THE TASK —
Would you copy each line of the data below that has "from"?

SOURCE RECORDS —

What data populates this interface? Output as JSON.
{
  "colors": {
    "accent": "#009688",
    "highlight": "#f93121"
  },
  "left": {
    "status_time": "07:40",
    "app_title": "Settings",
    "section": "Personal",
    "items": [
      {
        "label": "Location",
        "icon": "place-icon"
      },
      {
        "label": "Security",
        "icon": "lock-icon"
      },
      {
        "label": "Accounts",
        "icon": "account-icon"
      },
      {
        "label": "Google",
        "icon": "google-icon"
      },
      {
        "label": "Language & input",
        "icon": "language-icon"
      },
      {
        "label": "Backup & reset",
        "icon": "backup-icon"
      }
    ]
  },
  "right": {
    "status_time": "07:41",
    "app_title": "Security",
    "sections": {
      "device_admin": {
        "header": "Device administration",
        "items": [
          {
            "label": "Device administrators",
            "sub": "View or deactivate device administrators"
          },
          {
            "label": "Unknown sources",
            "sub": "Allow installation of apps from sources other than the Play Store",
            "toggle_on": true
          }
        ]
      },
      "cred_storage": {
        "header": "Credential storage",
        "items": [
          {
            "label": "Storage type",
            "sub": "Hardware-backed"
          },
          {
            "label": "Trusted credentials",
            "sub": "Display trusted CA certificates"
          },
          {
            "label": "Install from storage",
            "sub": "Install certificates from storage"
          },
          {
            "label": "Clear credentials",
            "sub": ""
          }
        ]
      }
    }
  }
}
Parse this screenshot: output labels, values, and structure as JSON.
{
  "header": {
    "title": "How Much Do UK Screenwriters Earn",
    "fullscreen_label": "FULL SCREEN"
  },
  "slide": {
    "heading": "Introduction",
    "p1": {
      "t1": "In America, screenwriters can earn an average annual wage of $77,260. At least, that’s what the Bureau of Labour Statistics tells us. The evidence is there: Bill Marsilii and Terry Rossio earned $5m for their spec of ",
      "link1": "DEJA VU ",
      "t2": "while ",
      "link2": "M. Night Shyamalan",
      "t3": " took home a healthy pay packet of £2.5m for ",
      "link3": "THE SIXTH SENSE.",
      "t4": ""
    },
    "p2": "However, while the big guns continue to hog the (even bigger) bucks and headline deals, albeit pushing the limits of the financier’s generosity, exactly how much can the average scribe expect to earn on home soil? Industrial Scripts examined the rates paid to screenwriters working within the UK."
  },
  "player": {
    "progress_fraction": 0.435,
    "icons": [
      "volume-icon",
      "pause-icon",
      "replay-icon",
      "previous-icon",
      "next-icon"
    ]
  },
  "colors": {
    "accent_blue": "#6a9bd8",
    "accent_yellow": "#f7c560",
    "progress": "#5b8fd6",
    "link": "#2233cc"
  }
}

THE ANSWER —
            "sub": "Allow installation of apps from sources other than the Play Store",
            "label": "Install from storage",
            "sub": "Install certificates from storage"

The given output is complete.